Just like produce at your favorite supermarket or farmer’s market, content and information introducing you and your expertise to members of your social media community, whether BizSugar or any other, must be tantalizing enough to make visitors want to return again and again and of sufficient quality to inspire trust on the part of potential clients and customers about the quality you offer.
Consider these ten tips inspired by your local grocery store or farmer’s market that will help you improve the quality of your social media efforts and keep customers interested long-term in your business or brand.
1. Display your finest
In the television program “The Office,” the character of Dwight Schrute once reveals his secret for roadside produce selling at his Pennsylvania beet farm. The trick, Schrute insists, is to display the best beets prominently, creating in the customer the need to buy the produce immediately. “Those,” he says, “Are the money beets.” When it comes to your social media marketing, be sure to share only your best content, remembering that this will cause your customer to want more.
2. Focus on freshness
Of course, the quality of produce at any local market no matter what size has always been judged by its freshness. Who would continue to patronize a grocer or farmer’s market where the lettuce was constantly withered or the fruit or other vegetables looked as if they had been there for some time? It’s the same with the content you offer your online community in social media. Failure to update and participate regularly will lead to lack of interest by other members or worse yet, doubts about your qualities as a future business partner.
3. Presentation matters
Customers look for more than simply freshness and quality when they visit their neighborhood supermarket, whether they know it or not. The colorful displays of red, vine ripened tomatoes and deep green cucumbers, or fresh yellow grapefruit and deep orange tangerines in the produce department also make a huge difference, and sometimes jumbled or unkempt produce and other sections may make a customer choose a competing market even if other factors are not an issue. Remember this when creating your content including your profile about you and your business and any pages or blogs you might link to, and ask yourself, what does this content say about me?
4. Chat up the regulars
You’ve probably engaged in pleasant conversations with the local grocer or the guy behind the meat counter or in the deli section of your favorite market or convenience store.

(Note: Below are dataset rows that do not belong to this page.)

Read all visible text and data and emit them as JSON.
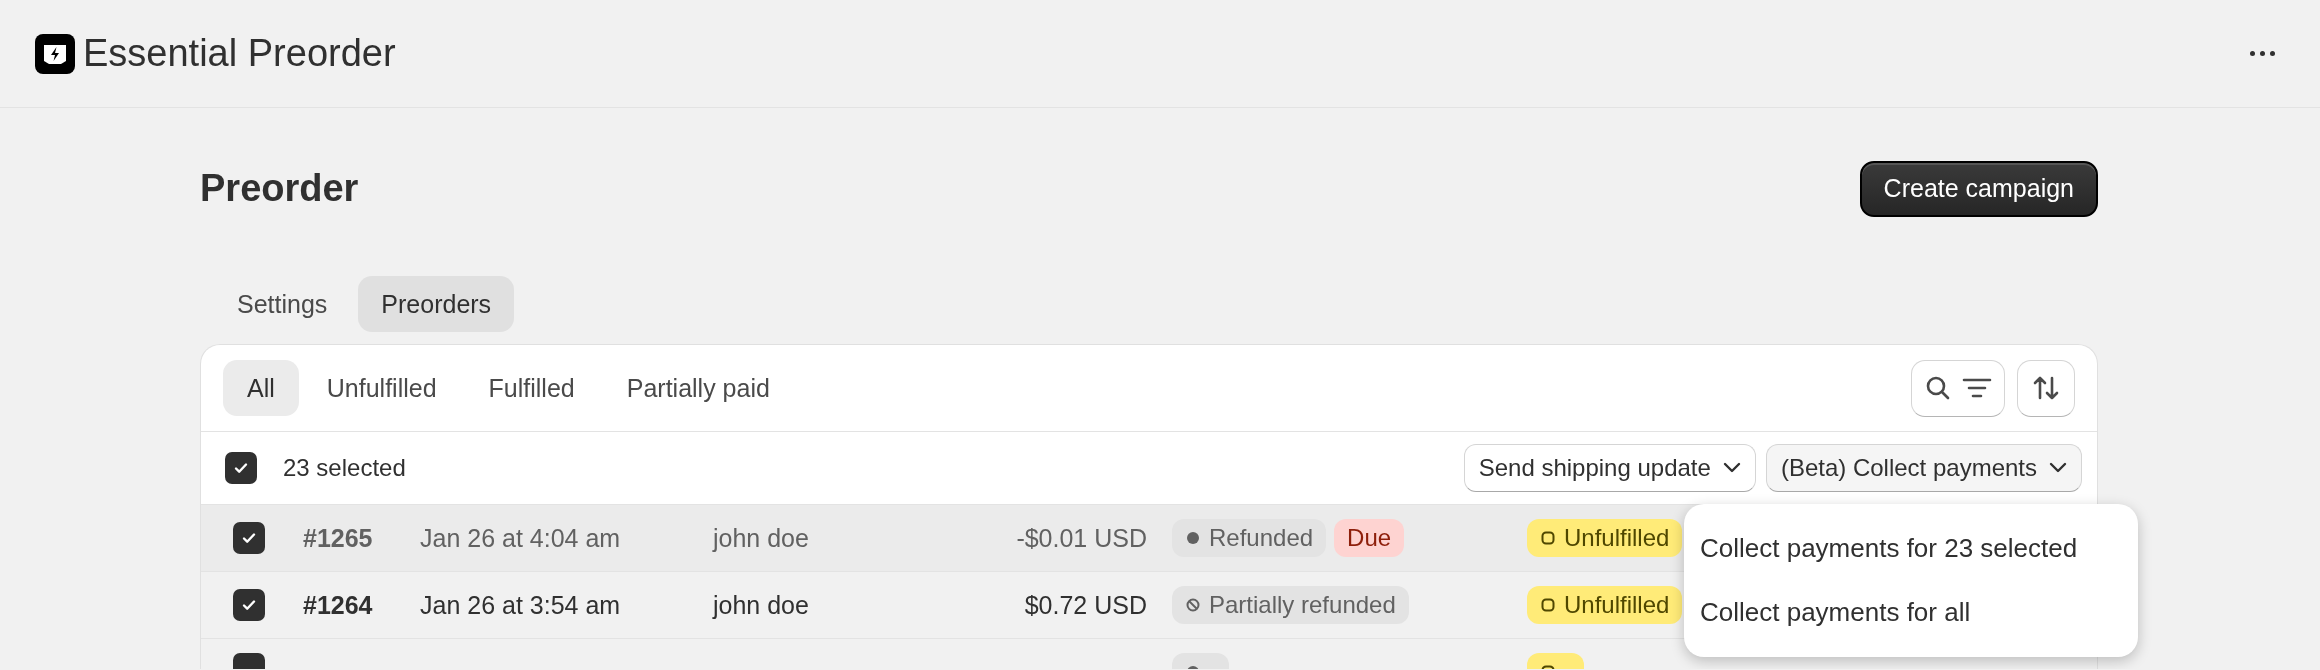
{
  "app": {
    "title": "Essential Preorder"
  },
  "page": {
    "title": "Preorder",
    "primary_action": "Create campaign"
  },
  "tabs": [
    {
      "label": "Settings",
      "selected": false
    },
    {
      "label": "Preorders",
      "selected": true
    }
  ],
  "filters": [
    {
      "label": "All",
      "selected": true
    },
    {
      "label": "Unfulfilled",
      "selected": false
    },
    {
      "label": "Fulfilled",
      "selected": false
    },
    {
      "label": "Partially paid",
      "selected": false
    }
  ],
  "bulk": {
    "checked": true,
    "label": "23 selected",
    "actions": [
      "Send shipping update",
      "(Beta) Collect payments"
    ]
  },
  "rows": [
    {
      "checked": true,
      "dimmed": true,
      "order": "#1265",
      "date": "Jan 26 at 4:04 am",
      "customer": "john doe",
      "total": "-$0.01 USD",
      "payment": [
        {
          "label": "Refunded",
          "kind": "refunded"
        },
        {
          "label": "Due",
          "kind": "due"
        }
      ],
      "fulfillment": {
        "label": "Unfulfilled",
        "kind": "unfulfilled"
      }
    },
    {
      "checked": true,
      "dimmed": false,
      "order": "#1264",
      "date": "Jan 26 at 3:54 am",
      "customer": "john doe",
      "total": "$0.72 USD",
      "payment": [
        {
          "label": "Partially refunded",
          "kind": "partially_refunded"
        }
      ],
      "fulfillment": {
        "label": "Unfulfilled",
        "kind": "unfulfilled"
      }
    },
    {
      "checked": true,
      "dimmed": false,
      "payment": [
        {
          "kind": "refunded"
        }
      ],
      "fulfillment": {
        "kind": "unfulfilled"
      }
    }
  ],
  "menu": {
    "items": [
      "Collect payments for 23 selected",
      "Collect payments for all"
    ]
  }
}
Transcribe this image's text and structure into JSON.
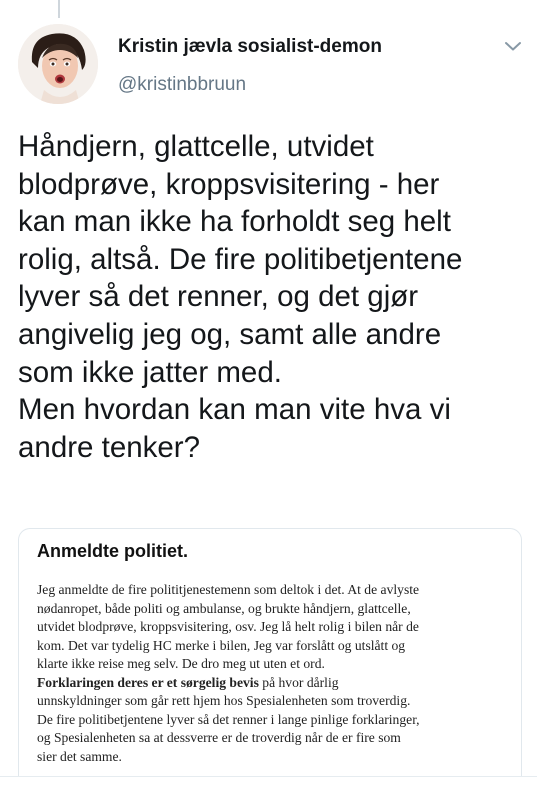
{
  "tweet": {
    "author": {
      "display_name": "Kristin jævla sosialist-demon",
      "handle": "@kristinbbruun"
    },
    "text_lines": [
      "Håndjern, glattcelle, utvidet",
      "blodprøve, kroppsvisitering - her",
      "kan man ikke ha forholdt seg helt",
      "rolig, altså. De fire politibetjentene",
      "lyver så det renner, og det gjør",
      "angivelig jeg og, samt alle andre",
      "som ikke jatter med.",
      "Men hvordan kan man vite hva vi",
      "andre tenker?"
    ],
    "menu_icon": "chevron-down-icon"
  },
  "attached_image": {
    "title": "Anmeldte politiet.",
    "lines": [
      "Jeg anmeldte de fire polititjenestemenn som deltok i det. At de avlyste",
      "nødanropet, både politi og ambulanse, og brukte håndjern, glattcelle,",
      "utvidet blodprøve, kroppsvisitering, osv. Jeg lå helt rolig i bilen når de",
      "kom. Det var tydelig HC merke i bilen, Jeg var forslått og utslått og",
      "klarte ikke reise meg selv. De dro meg ut uten et ord.",
      "på hvor dårlig",
      "unnskyldninger som går rett hjem hos Spesialenheten som troverdig.",
      "De fire politibetjentene lyver så det renner i lange pinlige forklaringer,",
      "og Spesialenheten sa at dessverre er de troverdig når de er fire som",
      "sier det samme."
    ],
    "bold_lead": "Forklaringen deres er et sørgelig bevis"
  },
  "colors": {
    "text": "#14171a",
    "secondary": "#657786",
    "border": "#e1e8ed"
  }
}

You see them regularly and they see you, and it is this relationship that separates the experience from a larger chain store, where faces seem always to be changing and no one seems as deeply invested. In social media, personal connection is key. Commenting and sharing with those you encounter often builds relationships that can and do evolve over time, so you will want to make the investment.
One sure way to tell the difference between a quality market and a retailer merely offering produce as part of its fare, is the quality of information provided by staff to customers about that produce. Can an employee at your local grocer tell you how to pick the ripest melon or where a particular brand of produce comes from? Education should also be part of your social media efforts and will pay big dividends down the line with customers.
6. Give away free samples
Ever stroll into your local supermarket to find slices of the latest variety of apple or other succulent produce waiting for you to sample from a smiling employee with a tray or behind a display counter? Giving out free samples is one way to get customers to try new things, to suggest a new product or service or to show confidence in the quality of what you offer. Consider the same when marketing your business through social media.
7. Make recommendations
Have you ever been steered to a better quality offering in your local supermarket by someone who works there? How did it make you feel about the overall experience of shopping at that particular store or market? Of course, everyone is different and so supermarkets stock many varieties of fruits, vegetables and other food to suit every taste. It may be the same with your business and the variety of products or services you provide, but taking the time to get to know the customer’s needs and making recommendations about the best products or services to suit them shows a level of attention important in any business.
8. Share anecdotes
Does your local grocer make small talk with you about the customers that frequent his store or how he came by a certain new brand or variety of fruit, vegetable or other food he now offers? This communication builds a connection with customers and a trust that comes with knowing about the person who helps provide a vital service in your life. Though many critics have questioned the importance of this communication when it comes to social media, the feeling and bond it builds with those who experience it or use it successfully for their business is undeniable.
9. Keep them coming back
A great experience at a local supermarket, whether in the quality of the produce you obtained there or in the level of interaction and customer service you received, will keep you coming back in the future and social media is, of course, no different. Do you provide information that people find valuable and does that information make them want to increase their interaction with you or add products or services?
Of course, consistency is also key. Returning to your local supermarket and experiencing a similar level of organization, quality and customer service with every visit will keep you coming back while uneven experiences, in which you are always unsure of the level of quality you might encounter, will not. Similarly, keep your social media interactions at a consistent level trying to remain in constant and active contact with your close connections. (This is why limiting the number of your connections is often recommended.)